Will Liz Cheney’s break with her political party lead her to the left?
As my regular writing opportunities dried up, I gradually retired from the political game. Unfortunately, I have found that editors prefer writers who cater exclusively to those who are firmly on one side of the political spectrum, rather than those of an apostate or someone seeking answers from two sides of the ideological divide. If there are a few people like that in the high profile media, like The Washington postJennifer Rubin and Max Boot – and even George Will – they were already well established before Trump pushed them out of their political comfort zone on the right, as I had been 10 years earlier.
Eventually, I found myself writing for leftist publications that I had long thought I had nothing in common with, like Contestation and The New Republic. Ironically, my main disagreement with the left these days is that it isn’t progressive or aggressive enough. I often find myself writing articles urging Democrats to be more liberal and to stop demoting when attacked by those on the right. Having been on the right for a long time, I try to help those on the left to identify and exploit its vulnerabilities and weaknesses.
I don’t know if Liz Cheney will follow my path, but she’s about the same age I was when I had my crisis of faith – she was born in 1966, me in 1951. I think when the you start to see his own mortality, he has a way of focusing attention on his heritage. When a polarizing event arises, as it did on January 6, people must choose sides: there can be no overlapping fence or avoidance of engagement. For generations of our parents and grandparents, events such as the Spanish Civil War, the rise of Nazism, and then McCarthyism were events that forced people to choose sides. And some people have chosen painfully, forced to choose honesty and principles over friends and livelihood.
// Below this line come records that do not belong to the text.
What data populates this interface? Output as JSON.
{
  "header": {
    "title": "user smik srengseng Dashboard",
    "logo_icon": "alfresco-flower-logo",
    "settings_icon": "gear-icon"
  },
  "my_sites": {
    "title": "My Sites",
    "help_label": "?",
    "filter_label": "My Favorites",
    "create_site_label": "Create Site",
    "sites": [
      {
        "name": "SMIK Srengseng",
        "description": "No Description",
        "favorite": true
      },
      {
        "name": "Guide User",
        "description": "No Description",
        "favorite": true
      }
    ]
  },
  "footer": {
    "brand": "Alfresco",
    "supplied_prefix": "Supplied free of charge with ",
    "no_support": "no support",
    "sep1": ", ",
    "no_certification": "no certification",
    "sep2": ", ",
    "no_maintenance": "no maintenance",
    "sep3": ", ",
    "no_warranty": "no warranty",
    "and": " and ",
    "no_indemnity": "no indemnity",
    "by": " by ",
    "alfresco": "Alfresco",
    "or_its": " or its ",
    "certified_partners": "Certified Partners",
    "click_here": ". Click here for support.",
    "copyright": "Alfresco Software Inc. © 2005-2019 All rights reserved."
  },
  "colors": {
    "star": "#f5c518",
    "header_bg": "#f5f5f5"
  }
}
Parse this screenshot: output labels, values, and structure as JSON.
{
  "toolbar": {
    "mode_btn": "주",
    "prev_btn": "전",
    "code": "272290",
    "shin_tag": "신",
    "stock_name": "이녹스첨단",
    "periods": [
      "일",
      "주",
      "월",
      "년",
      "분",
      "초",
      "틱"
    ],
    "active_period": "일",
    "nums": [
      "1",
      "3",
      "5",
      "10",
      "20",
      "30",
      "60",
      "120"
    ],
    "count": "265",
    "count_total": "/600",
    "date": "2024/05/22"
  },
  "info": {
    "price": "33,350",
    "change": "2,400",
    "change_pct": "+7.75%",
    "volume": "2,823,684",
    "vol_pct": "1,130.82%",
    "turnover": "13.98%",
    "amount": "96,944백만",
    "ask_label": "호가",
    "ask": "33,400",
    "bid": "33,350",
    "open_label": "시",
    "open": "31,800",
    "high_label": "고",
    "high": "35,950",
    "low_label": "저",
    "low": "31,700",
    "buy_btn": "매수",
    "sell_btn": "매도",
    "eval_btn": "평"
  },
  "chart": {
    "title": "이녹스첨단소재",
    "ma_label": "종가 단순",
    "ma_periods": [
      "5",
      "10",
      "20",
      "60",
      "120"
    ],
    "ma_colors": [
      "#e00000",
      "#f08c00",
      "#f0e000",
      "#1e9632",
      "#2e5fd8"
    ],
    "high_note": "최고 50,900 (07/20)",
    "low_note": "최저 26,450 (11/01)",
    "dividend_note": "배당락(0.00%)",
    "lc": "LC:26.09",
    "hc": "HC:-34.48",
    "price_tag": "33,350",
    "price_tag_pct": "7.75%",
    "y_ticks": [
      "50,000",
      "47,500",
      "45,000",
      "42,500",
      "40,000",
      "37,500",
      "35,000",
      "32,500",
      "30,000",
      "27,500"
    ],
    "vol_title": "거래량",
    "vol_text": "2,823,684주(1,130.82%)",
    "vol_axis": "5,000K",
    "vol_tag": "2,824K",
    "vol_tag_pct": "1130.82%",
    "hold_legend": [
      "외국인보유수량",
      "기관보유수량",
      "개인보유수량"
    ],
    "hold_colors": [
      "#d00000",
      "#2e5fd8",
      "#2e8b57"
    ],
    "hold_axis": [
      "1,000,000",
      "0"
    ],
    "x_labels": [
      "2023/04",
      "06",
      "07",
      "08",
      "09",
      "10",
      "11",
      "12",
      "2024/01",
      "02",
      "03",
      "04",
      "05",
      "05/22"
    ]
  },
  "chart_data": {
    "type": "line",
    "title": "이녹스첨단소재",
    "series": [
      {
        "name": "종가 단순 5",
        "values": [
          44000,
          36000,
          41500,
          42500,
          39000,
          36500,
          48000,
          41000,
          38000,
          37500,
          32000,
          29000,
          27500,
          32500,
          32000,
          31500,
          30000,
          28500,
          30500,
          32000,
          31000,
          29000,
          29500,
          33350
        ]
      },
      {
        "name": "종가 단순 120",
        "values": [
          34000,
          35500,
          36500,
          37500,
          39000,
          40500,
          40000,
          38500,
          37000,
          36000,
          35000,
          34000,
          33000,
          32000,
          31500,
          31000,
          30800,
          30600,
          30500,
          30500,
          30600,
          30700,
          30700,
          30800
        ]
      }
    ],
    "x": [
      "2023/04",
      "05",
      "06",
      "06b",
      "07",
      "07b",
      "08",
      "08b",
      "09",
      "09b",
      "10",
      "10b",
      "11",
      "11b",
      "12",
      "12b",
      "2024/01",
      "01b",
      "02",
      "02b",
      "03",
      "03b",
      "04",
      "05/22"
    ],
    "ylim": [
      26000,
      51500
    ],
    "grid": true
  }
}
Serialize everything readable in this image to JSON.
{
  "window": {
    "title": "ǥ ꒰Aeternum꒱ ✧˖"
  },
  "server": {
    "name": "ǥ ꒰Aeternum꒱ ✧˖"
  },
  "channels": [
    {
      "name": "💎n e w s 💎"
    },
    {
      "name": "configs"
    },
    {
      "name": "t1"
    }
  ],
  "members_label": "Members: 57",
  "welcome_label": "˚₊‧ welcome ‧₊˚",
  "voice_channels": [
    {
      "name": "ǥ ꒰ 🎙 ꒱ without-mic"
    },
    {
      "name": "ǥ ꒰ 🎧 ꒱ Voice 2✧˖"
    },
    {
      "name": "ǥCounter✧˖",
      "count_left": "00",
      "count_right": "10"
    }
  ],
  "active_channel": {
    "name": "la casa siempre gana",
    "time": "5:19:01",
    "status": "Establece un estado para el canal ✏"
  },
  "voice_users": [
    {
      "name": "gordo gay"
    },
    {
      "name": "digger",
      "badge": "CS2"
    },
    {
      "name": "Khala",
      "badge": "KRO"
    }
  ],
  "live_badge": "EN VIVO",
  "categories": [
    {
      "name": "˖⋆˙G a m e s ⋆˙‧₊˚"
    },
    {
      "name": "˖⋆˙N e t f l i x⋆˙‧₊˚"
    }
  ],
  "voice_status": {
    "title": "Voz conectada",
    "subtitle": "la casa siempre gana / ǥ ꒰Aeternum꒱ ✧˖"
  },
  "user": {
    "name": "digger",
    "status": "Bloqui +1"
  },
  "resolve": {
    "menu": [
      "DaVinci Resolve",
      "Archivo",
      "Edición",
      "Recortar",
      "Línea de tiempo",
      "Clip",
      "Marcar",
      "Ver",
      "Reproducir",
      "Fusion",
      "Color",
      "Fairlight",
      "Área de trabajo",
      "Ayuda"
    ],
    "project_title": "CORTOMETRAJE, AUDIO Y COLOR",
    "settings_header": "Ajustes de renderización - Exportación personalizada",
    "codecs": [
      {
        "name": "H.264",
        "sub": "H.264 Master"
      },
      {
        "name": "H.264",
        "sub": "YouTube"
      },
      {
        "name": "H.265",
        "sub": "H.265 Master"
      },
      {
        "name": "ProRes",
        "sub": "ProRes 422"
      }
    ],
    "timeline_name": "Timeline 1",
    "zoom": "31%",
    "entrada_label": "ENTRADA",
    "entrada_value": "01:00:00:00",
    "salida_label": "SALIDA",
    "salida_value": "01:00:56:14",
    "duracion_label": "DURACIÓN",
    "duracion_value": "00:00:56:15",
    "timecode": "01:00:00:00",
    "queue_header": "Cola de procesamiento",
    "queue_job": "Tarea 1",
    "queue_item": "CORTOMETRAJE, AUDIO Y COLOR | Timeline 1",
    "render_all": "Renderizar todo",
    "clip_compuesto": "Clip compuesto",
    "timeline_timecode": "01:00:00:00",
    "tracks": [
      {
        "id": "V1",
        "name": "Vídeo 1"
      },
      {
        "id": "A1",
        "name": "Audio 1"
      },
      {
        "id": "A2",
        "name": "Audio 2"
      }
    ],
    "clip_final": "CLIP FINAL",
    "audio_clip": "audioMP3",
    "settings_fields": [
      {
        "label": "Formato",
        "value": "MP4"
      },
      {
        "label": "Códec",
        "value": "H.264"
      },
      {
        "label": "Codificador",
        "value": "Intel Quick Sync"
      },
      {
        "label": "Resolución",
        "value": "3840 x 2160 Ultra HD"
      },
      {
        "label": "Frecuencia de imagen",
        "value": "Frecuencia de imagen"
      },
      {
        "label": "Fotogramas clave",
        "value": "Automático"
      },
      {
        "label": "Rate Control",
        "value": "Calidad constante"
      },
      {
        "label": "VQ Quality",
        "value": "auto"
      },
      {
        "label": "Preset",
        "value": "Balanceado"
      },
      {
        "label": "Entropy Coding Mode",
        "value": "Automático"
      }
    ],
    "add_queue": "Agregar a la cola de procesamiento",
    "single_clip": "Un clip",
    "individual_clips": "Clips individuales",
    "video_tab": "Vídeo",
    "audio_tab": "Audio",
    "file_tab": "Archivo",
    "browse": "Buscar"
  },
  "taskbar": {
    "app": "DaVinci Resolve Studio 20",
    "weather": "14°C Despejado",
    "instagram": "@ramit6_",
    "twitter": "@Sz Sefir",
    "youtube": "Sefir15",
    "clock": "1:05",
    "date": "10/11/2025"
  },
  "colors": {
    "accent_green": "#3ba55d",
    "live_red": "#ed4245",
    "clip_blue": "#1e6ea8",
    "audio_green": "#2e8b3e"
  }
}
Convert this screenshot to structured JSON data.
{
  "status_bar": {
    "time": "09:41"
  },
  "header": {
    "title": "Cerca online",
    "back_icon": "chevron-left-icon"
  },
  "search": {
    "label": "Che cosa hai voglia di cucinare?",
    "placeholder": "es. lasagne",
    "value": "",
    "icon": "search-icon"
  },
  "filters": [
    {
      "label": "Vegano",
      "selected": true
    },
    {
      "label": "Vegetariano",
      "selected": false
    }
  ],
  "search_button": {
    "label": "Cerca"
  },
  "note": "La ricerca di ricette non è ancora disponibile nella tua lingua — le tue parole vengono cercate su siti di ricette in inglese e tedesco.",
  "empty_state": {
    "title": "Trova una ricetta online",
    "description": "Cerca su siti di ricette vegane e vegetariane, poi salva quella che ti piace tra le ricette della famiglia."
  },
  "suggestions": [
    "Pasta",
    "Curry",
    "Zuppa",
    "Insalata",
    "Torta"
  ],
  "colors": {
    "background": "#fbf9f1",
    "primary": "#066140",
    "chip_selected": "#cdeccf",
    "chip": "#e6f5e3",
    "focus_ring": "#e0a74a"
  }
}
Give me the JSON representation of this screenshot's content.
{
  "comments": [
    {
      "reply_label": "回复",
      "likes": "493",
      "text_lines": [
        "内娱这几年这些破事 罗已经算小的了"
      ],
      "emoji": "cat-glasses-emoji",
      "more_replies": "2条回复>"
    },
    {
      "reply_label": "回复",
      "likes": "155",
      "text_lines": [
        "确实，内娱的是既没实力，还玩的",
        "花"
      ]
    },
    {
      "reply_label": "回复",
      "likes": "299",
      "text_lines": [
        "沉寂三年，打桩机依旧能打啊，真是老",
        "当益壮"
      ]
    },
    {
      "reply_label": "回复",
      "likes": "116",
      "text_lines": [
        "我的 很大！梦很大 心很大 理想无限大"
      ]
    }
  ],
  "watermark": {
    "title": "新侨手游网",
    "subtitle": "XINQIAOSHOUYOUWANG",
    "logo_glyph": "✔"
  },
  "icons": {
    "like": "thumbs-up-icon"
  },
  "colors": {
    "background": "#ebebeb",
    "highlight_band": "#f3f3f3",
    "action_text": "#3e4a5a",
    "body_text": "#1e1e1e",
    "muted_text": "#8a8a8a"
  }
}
Perhaps future historians will regard people like Ms. Cheney and me as the “Hollywood 10s” of our time. If Ms. Cheney is stripped of her leadership position in Congress, she may find, as I did when I lost my job, to be liberating and revealing. This can make her receptive to progressive thinking that she has undoubtedly rejected all her life. We will find out from his voting record, which is among the most conservative in the House. If it starts to drift to the left, that is, towards the middle of the political spectrum, we will see it soon enough.